“It’s a blessing to be here still. I would have missed these guys for sure. I really enjoyed last season with these guys. This team has one of the best young cores of anybody in baseball.”
It’s been awhile since Cameron was included in any club’s “young core” but that doesn’t mean he can’t keep up with his younger teammates. Still at a lean 205 pounds after more than 12 years in the majors, Cameron has extended his career by remaining in peak shape.
Along the way, Cameron has experimented with various forms of exercise and physical regimens. Over the winter, he incorporated another twist to his workouts, taking regular yoga lessons.
“I got into it a little bit more this year,” he said. “I’ve been working on flexibility. As you get older, you have to try something different.
“I just try to listen to my body. I don’t really get out of shape. I might get out of baseball shape but not physical shape. I run around with the kids. That helps.”
In fact, Cameron often shows up in camp with sons Dazmon and Mekhi in tow. All three don Brewers uniforms and head out to the field for morning workouts, with the young Camerons peeling off for their own fun and games.
It was the willingness of club management to allow father-son bonding at the ballpark that made Cameron quickly get over the trade rumors in December. It also was a factor in the acquisition of free-agent closer Trevor Hoffman, who was told he could bring his three sons to camp at his desire.
“That’s really important to me, to have that,” said Cameron. “I don’t know if the Yankees would allow that. It’s a good thing. We understand the business side of it, but they help with the family side of it here, too.”
When Cameron isn’t chasing his children around, he’s chasing down fly balls in center field. The Brewers figured they were getting a defensive upgrade when they signed three two-time Gold Glove winner to a free-agent deal in January 2008, and he didn’t disappoint, committing one error in 119 games.
“Without CC and (Ben) Sheets, our pitching may not be as good, so it’s important to have a guy out there who can run some balls down,” said Melvin. “The ball is going to be put in play more so it’s important to have that defense.
“He had two young outfielders (Ryan Braun and Corey Hart) on either side of him last year. It’s nice to know you have a guy like that in the middle.”
While a model of consistency in the field, Cameron runs hot and cold at the plate. He still has a lot of pop in his bat—he socked 25 home runs in 444 at-bats last season — and has the patience to draw walks (54).
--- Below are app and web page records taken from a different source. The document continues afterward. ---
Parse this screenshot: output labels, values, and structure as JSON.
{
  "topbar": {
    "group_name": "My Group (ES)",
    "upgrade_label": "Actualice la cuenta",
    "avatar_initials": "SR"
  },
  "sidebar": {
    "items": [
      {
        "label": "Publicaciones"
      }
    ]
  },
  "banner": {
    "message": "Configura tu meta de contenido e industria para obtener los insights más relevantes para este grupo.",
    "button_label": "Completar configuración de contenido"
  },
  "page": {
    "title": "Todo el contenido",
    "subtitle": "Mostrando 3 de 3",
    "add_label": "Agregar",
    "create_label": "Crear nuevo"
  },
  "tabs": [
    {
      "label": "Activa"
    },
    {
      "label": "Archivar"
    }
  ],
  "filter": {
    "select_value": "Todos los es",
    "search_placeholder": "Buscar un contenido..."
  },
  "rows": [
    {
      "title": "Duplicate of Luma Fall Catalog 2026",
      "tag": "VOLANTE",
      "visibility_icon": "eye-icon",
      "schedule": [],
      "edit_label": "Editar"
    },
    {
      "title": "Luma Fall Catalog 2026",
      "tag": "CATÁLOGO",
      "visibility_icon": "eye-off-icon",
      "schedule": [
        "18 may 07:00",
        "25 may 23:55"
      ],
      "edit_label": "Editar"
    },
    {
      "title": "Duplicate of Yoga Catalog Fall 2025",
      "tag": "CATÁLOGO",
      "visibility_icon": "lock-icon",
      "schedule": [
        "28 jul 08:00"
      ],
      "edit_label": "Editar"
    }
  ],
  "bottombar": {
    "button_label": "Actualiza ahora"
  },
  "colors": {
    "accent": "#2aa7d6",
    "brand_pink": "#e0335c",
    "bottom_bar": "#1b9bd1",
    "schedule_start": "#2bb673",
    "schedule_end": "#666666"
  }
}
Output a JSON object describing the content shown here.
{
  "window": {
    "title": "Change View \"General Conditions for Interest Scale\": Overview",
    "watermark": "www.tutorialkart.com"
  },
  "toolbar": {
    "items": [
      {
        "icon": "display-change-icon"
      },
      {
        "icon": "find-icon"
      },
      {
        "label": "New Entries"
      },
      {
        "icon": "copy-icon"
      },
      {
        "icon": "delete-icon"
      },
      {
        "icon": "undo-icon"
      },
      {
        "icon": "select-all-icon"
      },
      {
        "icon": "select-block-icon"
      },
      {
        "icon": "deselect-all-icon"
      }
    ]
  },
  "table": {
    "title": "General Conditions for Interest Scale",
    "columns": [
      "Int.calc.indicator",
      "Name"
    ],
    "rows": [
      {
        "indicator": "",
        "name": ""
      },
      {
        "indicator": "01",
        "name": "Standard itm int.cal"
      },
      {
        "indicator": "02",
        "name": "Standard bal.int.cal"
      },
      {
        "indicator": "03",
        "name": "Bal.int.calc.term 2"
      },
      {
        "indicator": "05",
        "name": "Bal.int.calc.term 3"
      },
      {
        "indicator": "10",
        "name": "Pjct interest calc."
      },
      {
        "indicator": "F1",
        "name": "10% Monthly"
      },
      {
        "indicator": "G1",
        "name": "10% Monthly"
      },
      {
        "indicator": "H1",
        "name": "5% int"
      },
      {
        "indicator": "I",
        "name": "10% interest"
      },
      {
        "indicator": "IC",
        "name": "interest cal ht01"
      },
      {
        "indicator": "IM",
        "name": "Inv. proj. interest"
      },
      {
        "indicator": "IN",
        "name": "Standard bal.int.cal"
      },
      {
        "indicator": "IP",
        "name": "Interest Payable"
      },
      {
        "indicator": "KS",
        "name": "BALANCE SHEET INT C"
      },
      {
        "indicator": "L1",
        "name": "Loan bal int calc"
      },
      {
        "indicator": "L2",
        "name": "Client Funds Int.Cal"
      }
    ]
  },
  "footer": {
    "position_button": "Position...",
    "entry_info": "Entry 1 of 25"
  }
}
But Cameron also can whiff with the best of them, going down on strikes a club-high 142 times in ’08. And that was after sitting out the first 25 games on a suspension for testing positive for a banned stimulant the previous season with San Diego.
Cameron knocked in 70 runs and swiped 17 bases but batted only .243 with a .331 on-base percentage.
Accordingly, critics wondered why Melvin exercised the $10 million option in Cameron’s contract. If that maneuver was made with the intent of moving his salary in a trade, Melvin changed his mind after the verbal tango with the Yankees before Christmas.
“He’s streaky on offense; strikes out a lot at times,” said Melvin. “But his defense and base-running can really help a team.
“And he brings a looseness to the club. He can help the guys relax and laugh. Look at how many times he has been on a playoff team. Then he comes to us and he’s on a playoff team again. There’s something to that.”